  • 3 or more nodes –fully automated Active/Active architecture;
  • Clustered virtualization compute platform with no virtualization licensing (KVM-based, not VMware);
  • Protocol-less pooled storage resources eliminate external storage requirements entirely with no SAN or VSA;
  • +60% efficiency gains built in to the IO path – Scale made much of this in my briefing, and it certainly looks good on paper;
  • Cluster is self healing and self load balancing – the nodes talk directly to each other;
  • Scale’s State Machine technology makes the cluster Self-Aware with no need for external management servers – so no out of band management servers. When you’ve done as many vSphere deployments as I have this becomes very appealing;

You can read a bit more about how it all hangs together here. Here’s a simple diagram of the how it looks from a networking perspective. Each node has 4 NICs, with two going to the back-end and two ports for the front-end. You can read up on recommended network switches here.

Scale01_HC3
Each node contains:

  • 8 to 40 vCores;
  • 32 to 512GB VM Memory;
  • Quad Network interface ports in 1GbE or 10GbE;
  • 4 or 8 spindles in 7.2k, 10k, or 15k RPM and SSD as a tier.

Here’s an overview of the different models, along with list prices in $US. You can check out the specification sheet here.

Scale02_Node_Models

 

So What’s New?

Flash. Scale tell me “it’s not being used as a simple cache, but as a proper, fluid tier of storage to meet the needs of a growing and changing SMB to SME market”. There are some neat features that have been built in to the interface. I was able to test these during the briefing with Scale.

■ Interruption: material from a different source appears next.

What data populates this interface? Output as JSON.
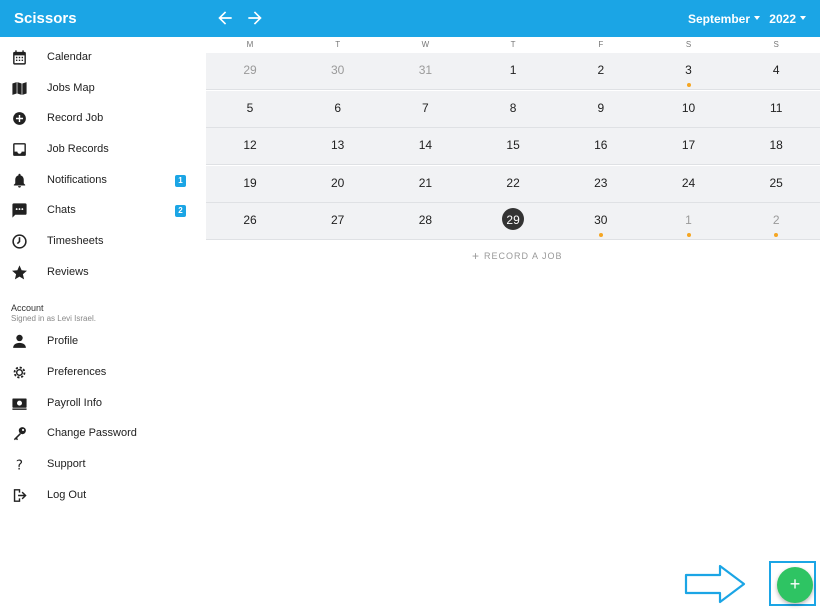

In a nutshell, there’s a level of granularity that the IT generalist should be pleased with.

  • Set different priority for VMs on a per virtual disk basis;
  • Change on the fly as needed;
  • Makes use of SLC SSD as a storage tier not just a cache; and
  • Keep unnecessary workloads off of the SSD tier completely.

Scale is deploying its new HyperCore Enhanced Automated Tiering (HEAT) technology across the HC3 product line and is introducing a flash storage tier as part of its HC2150 and HC4150 appliances. Scale tell me that they are “[a]vailable in 4- or 8-drive units”, and “Scale’s latest offerings include one 400 or 800GB SSD with three NL-SAS HDD in 1-6TB capacities and memory up to 256GB, or two 400 or 800GB SSD with 6 NL-SAS HDD in 1-2TB capacities and up to 512 GB memory respectively. Network connectivity for either system is achieved through two 10GbE SFP+ ports per node”.

It’s also worth noting that the new products can be used to form new clusters, or they can be added to existing HC3 clusters. Existing workloads on those clusters will automatically utilize the new storage tier when the new nodes are added. You can read more on what’s new here.

 

Further Reading and Feelings

As someone who deals with reasonably complex infrastructure builds as part of my day job, it was refreshing to get a briefing from a company who’s focus is on simplicity for a certain market segment, rather than trying to be the HCI vendor everyone goes to. I was really impressed with the intuitive nature of the interface, the simplicity with which tasks could be achieved, and the thought that’s gone into the architecture. The price, for what it offers, is very competitive as well, particularly in the face of more traditional compute + storage stacks aimed at SMEs. I’m working with Scale to get myself some more stick time in the near future and am looking forward to reporting back with the results.